== THE TASK ==
The response should contain only those lines of the entries below that include the string "Ampia".

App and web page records
────────────────────────────────────────

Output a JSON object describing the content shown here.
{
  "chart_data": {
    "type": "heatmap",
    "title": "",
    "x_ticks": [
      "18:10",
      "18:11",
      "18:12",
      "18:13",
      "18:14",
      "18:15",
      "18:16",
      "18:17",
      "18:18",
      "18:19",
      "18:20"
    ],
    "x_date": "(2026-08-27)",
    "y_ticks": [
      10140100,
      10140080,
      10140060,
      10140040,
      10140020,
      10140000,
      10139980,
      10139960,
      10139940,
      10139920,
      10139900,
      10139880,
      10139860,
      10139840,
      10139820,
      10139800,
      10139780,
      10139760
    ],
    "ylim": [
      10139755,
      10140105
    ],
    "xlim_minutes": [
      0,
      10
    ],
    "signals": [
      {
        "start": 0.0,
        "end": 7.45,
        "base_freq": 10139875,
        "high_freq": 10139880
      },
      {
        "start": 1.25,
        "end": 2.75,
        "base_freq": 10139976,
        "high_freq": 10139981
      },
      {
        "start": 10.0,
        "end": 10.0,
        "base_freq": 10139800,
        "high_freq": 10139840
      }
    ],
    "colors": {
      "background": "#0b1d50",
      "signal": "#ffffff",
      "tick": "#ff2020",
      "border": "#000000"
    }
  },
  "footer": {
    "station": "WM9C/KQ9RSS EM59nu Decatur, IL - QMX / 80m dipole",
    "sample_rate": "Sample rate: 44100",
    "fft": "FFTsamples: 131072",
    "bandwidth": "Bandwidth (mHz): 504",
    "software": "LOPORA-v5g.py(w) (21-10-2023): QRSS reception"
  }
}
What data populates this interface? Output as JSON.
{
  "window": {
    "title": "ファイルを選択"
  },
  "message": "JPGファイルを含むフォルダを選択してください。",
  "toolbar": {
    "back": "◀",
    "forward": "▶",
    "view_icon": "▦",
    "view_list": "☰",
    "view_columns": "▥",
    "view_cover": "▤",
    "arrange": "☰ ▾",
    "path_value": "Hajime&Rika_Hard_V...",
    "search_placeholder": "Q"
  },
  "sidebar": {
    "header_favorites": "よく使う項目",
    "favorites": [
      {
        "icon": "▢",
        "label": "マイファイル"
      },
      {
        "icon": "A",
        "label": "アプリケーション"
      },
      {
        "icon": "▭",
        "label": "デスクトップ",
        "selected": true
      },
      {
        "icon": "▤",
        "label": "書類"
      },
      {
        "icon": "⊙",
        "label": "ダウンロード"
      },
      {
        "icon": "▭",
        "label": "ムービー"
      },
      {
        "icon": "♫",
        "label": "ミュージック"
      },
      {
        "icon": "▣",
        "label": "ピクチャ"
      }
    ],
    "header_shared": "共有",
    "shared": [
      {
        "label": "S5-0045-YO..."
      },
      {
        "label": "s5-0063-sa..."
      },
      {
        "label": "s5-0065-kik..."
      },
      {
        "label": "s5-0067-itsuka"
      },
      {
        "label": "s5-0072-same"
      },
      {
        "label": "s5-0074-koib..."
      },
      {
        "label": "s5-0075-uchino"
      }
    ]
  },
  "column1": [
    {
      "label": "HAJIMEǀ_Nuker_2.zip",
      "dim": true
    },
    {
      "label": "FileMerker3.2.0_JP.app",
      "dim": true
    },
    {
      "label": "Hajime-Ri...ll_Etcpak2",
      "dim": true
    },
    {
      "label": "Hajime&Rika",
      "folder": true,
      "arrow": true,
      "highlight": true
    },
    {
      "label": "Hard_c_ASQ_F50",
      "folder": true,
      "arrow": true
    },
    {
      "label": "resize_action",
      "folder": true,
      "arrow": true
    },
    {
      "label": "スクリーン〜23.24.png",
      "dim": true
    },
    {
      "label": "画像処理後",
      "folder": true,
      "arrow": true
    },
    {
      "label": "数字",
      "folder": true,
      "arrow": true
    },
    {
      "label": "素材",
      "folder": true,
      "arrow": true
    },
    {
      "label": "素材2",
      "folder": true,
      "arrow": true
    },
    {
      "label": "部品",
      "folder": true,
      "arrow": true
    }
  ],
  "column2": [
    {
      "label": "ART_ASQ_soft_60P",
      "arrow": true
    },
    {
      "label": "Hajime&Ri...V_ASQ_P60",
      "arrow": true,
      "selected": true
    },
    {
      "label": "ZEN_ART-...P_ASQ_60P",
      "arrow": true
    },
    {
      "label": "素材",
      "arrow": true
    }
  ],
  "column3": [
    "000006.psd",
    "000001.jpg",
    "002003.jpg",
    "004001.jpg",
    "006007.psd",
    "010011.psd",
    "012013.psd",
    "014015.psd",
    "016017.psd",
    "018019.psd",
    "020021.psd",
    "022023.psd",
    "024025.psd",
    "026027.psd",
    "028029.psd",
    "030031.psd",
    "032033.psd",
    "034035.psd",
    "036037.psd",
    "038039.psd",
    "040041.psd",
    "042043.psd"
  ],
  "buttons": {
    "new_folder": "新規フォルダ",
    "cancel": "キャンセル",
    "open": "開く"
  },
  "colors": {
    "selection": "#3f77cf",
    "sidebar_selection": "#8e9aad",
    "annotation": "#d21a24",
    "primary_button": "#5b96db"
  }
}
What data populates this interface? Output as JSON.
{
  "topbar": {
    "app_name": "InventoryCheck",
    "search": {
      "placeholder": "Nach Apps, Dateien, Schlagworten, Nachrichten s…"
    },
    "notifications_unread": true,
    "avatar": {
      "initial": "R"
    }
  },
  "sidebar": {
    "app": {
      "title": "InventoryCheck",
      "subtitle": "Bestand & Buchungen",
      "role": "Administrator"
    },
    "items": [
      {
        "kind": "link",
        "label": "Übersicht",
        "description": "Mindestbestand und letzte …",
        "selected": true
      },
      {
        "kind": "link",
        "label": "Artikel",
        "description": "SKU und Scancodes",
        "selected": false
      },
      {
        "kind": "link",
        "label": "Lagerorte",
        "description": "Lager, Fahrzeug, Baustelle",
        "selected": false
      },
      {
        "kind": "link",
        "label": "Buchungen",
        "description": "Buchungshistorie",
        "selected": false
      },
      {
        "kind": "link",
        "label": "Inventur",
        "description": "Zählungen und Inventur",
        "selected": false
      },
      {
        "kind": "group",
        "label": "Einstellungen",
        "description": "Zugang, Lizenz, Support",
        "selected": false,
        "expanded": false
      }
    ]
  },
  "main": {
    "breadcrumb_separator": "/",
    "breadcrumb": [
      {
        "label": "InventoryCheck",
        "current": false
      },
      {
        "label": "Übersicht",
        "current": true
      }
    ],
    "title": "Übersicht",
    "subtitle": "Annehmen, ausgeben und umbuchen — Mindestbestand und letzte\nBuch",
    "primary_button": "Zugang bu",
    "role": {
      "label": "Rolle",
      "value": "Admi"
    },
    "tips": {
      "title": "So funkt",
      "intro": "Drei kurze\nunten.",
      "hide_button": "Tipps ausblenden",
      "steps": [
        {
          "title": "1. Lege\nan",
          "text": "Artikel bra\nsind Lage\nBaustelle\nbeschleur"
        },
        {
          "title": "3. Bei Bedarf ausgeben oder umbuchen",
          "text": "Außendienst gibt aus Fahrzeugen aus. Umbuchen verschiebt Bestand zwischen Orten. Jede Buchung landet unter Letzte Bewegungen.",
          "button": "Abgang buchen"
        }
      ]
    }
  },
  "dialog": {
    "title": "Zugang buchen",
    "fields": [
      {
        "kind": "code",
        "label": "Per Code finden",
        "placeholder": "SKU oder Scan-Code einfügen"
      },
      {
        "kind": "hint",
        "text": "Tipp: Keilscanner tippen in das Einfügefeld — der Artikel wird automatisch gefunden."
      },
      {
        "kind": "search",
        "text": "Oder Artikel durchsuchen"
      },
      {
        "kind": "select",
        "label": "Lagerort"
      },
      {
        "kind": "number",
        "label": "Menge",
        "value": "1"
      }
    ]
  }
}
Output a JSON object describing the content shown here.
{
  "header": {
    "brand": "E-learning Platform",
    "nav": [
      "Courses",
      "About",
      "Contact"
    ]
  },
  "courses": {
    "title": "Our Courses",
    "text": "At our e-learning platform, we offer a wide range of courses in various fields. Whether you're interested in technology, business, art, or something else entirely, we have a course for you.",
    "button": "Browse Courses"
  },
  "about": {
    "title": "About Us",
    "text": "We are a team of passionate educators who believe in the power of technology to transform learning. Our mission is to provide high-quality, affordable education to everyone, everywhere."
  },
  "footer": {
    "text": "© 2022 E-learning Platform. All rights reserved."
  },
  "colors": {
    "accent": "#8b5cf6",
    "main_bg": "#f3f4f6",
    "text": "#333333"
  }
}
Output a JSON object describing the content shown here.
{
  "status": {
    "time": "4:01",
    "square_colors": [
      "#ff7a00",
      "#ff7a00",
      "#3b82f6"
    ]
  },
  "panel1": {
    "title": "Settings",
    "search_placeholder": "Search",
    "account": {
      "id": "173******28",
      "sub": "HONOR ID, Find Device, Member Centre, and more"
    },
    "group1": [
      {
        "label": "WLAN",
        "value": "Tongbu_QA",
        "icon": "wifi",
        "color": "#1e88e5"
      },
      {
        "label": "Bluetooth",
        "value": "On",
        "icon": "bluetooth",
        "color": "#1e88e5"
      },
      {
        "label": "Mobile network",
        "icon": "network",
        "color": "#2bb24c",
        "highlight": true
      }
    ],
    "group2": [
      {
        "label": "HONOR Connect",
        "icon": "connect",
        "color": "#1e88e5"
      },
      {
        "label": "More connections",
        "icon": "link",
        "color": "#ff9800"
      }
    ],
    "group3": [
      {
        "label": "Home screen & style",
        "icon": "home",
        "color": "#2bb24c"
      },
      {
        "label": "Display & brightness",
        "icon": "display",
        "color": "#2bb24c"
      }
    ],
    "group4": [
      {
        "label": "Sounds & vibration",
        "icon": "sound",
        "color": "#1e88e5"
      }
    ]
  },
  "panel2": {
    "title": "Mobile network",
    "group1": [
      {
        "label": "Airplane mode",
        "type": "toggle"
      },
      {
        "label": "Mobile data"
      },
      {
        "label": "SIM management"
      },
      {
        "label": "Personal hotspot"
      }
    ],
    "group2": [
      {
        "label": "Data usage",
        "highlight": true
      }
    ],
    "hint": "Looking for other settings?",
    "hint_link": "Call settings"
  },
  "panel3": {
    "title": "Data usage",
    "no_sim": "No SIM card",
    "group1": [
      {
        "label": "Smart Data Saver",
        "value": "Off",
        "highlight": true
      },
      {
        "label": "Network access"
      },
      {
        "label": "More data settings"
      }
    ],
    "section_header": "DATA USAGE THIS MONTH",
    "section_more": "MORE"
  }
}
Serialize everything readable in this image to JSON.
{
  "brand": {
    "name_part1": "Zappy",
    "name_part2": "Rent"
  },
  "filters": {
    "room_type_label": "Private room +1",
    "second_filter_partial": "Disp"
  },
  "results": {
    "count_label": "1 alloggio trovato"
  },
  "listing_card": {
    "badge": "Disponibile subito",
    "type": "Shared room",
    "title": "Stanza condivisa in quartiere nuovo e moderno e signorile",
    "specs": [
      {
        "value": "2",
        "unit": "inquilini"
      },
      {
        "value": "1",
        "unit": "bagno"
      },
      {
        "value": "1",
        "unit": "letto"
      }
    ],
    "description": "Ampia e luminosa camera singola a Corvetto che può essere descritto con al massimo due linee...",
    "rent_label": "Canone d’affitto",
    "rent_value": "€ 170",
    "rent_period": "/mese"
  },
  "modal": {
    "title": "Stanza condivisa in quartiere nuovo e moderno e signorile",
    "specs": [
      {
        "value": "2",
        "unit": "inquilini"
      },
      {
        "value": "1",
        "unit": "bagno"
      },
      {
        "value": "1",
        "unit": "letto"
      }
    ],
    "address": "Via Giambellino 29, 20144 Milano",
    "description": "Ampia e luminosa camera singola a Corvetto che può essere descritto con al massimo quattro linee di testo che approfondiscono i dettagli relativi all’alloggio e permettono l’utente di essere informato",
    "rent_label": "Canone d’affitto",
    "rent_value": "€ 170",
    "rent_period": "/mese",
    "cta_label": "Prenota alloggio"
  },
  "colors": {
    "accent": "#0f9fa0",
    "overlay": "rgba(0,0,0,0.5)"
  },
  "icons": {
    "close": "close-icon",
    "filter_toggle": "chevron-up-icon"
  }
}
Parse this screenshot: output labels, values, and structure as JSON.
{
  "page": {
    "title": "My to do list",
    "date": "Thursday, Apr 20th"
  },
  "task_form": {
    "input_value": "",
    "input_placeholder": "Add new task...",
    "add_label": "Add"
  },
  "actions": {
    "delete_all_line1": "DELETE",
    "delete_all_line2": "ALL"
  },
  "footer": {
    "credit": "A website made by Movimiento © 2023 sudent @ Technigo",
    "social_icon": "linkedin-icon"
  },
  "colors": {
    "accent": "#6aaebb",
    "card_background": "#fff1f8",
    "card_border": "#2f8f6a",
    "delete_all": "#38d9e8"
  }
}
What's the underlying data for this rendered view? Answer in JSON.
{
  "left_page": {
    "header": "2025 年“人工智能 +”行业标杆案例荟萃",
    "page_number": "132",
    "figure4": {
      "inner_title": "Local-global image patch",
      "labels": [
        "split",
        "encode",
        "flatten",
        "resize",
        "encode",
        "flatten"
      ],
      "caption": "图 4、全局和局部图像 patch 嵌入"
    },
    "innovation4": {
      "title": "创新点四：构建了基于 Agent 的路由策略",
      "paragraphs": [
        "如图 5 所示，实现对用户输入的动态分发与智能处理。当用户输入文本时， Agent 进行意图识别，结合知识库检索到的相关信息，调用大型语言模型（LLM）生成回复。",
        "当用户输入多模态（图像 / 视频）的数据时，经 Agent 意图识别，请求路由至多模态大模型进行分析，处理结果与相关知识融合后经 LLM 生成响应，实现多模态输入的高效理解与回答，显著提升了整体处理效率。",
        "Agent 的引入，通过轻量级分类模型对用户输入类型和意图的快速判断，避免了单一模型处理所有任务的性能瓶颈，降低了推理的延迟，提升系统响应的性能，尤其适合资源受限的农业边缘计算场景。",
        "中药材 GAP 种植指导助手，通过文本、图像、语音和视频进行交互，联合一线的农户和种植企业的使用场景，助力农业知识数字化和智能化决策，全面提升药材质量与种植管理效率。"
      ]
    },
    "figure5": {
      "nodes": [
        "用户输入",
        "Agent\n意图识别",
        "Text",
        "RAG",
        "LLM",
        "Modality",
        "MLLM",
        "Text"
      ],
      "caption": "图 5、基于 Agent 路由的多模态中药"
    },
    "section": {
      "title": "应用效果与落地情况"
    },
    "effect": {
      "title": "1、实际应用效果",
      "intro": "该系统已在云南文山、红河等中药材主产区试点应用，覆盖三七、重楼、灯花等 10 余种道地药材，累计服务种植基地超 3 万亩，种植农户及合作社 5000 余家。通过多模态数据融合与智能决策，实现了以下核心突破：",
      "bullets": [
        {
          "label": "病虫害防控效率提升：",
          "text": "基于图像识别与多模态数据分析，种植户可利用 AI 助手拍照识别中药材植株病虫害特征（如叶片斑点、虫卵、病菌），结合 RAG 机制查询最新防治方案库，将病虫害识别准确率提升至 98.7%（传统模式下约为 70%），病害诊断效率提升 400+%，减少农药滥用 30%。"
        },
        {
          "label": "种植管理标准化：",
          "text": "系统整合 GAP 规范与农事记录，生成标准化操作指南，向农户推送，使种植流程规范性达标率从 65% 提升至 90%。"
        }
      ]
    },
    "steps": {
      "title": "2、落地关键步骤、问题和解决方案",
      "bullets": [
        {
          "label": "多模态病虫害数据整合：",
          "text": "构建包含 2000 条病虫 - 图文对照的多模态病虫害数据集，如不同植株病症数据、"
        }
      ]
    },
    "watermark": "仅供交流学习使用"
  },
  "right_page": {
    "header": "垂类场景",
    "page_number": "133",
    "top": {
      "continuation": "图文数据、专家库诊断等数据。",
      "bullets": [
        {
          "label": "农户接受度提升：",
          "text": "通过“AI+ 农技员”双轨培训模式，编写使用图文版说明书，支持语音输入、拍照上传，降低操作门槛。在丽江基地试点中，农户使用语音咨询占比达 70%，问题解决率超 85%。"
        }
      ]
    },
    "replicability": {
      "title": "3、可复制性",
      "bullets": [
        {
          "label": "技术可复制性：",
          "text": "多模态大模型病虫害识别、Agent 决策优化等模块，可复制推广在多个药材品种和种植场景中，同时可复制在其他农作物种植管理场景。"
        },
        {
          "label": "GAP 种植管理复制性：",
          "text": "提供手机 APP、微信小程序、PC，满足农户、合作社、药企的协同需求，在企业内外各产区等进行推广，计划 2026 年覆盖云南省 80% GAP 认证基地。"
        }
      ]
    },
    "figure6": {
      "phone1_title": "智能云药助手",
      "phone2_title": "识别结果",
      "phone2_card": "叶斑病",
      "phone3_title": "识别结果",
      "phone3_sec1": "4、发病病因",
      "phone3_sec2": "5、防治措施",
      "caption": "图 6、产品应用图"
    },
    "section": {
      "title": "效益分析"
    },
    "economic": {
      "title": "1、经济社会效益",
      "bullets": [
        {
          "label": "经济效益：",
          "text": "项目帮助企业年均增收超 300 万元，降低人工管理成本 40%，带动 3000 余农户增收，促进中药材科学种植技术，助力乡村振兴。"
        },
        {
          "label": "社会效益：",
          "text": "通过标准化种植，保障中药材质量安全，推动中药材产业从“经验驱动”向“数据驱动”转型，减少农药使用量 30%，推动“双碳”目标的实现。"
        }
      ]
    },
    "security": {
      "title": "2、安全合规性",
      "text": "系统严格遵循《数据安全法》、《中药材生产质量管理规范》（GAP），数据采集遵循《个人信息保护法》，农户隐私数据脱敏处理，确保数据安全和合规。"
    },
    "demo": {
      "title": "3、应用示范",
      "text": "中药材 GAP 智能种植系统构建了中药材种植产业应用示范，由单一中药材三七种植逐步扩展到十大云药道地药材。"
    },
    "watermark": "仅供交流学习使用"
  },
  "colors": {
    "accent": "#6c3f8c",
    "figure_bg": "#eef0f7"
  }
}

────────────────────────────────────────

== SOLUTION ==
    "description": "Ampia e luminosa camera singola a Corvetto che può essere descritto con al massimo due linee...",
    "description": "Ampia e luminosa camera singola a Corvetto che può essere descritto con al massimo quattro linee di testo che approfondiscono i dettagli relativi all’alloggio e permettono l’utente di essere informato",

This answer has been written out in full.